Return each record verbatim, images excluded.
┌─ PROVIDED ENTRIES
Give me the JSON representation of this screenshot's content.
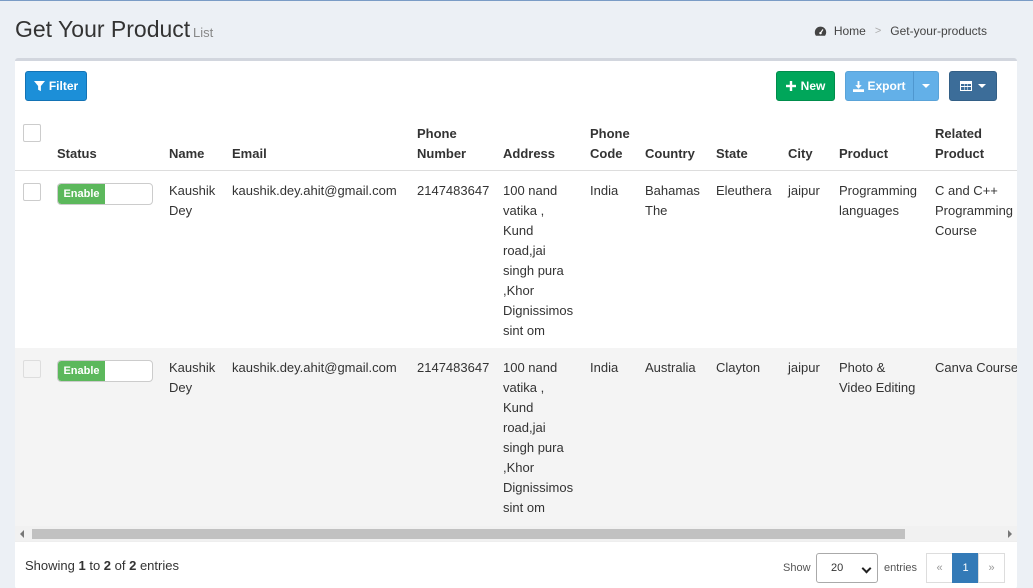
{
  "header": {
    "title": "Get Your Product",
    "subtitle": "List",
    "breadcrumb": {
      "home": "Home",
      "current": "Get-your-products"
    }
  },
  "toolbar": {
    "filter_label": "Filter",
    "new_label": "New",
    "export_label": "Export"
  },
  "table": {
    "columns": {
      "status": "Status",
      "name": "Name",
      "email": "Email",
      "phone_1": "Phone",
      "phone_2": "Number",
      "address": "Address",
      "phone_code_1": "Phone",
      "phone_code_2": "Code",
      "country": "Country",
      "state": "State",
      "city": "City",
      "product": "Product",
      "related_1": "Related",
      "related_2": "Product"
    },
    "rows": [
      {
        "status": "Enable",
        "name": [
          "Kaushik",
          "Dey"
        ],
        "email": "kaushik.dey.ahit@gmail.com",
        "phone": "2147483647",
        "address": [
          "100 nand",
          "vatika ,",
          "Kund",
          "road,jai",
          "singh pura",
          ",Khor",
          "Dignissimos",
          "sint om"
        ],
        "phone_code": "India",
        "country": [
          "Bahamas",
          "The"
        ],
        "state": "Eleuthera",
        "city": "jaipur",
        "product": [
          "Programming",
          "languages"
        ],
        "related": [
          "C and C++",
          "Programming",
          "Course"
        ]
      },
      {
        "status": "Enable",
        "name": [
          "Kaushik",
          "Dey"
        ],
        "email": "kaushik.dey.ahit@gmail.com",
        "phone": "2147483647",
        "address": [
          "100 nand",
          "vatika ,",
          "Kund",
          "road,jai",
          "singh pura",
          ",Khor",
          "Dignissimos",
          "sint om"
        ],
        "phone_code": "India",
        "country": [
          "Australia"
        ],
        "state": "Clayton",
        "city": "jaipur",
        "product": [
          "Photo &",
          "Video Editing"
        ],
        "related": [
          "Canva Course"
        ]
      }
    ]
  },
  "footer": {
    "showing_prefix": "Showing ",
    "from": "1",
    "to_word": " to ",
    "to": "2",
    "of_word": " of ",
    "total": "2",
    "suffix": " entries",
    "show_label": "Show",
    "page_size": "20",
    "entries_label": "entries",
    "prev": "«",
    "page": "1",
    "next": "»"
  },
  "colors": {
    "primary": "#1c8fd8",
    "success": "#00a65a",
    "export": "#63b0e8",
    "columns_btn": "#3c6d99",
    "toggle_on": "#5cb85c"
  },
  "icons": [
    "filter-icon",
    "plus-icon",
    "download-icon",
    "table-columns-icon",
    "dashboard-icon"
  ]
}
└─
- **WRITTEN RESPONSE**:
Give me the JSON representation of this screenshot's content.
{
  "header": {
    "title": "Get Your Product",
    "subtitle": "List",
    "breadcrumb": {
      "home": "Home",
      "current": "Get-your-products"
    }
  },
  "toolbar": {
    "filter_label": "Filter",
    "new_label": "New",
    "export_label": "Export"
  },
  "table": {
    "columns": {
      "status": "Status",
      "name": "Name",
      "email": "Email",
      "phone_1": "Phone",
      "phone_2": "Number",
      "address": "Address",
      "phone_code_1": "Phone",
      "phone_code_2": "Code",
      "country": "Country",
      "state": "State",
      "city": "City",
      "product": "Product",
      "related_1": "Related",
      "related_2": "Product"
    },
    "rows": [
      {
        "status": "Enable",
        "name": [
          "Kaushik",
          "Dey"
        ],
        "email": "kaushik.dey.ahit@gmail.com",
        "phone": "2147483647",
        "address": [
          "100 nand",
          "vatika ,",
          "Kund",
          "road,jai",
          "singh pura",
          ",Khor",
          "Dignissimos",
          "sint om"
        ],
        "phone_code": "India",
        "country": [
          "Bahamas",
          "The"
        ],
        "state": "Eleuthera",
        "city": "jaipur",
        "product": [
          "Programming",
          "languages"
        ],
        "related": [
          "C and C++",
          "Programming",
          "Course"
        ]
      },
      {
        "status": "Enable",
        "name": [
          "Kaushik",
          "Dey"
        ],
        "email": "kaushik.dey.ahit@gmail.com",
        "phone": "2147483647",
        "address": [
          "100 nand",
          "vatika ,",
          "Kund",
          "road,jai",
          "singh pura",
          ",Khor",
          "Dignissimos",
          "sint om"
        ],
        "phone_code": "India",
        "country": [
          "Australia"
        ],
        "state": "Clayton",
        "city": "jaipur",
        "product": [
          "Photo &",
          "Video Editing"
        ],
        "related": [
          "Canva Course"
        ]
      }
    ]
  },
  "footer": {
    "showing_prefix": "Showing ",
    "from": "1",
    "to_word": " to ",
    "to": "2",
    "of_word": " of ",
    "total": "2",
    "suffix": " entries",
    "show_label": "Show",
    "page_size": "20",
    "entries_label": "entries",
    "prev": "«",
    "page": "1",
    "next": "»"
  },
  "colors": {
    "primary": "#1c8fd8",
    "success": "#00a65a",
    "export": "#63b0e8",
    "columns_btn": "#3c6d99",
    "toggle_on": "#5cb85c"
  },
  "icons": [
    "filter-icon",
    "plus-icon",
    "download-icon",
    "table-columns-icon",
    "dashboard-icon"
  ]
}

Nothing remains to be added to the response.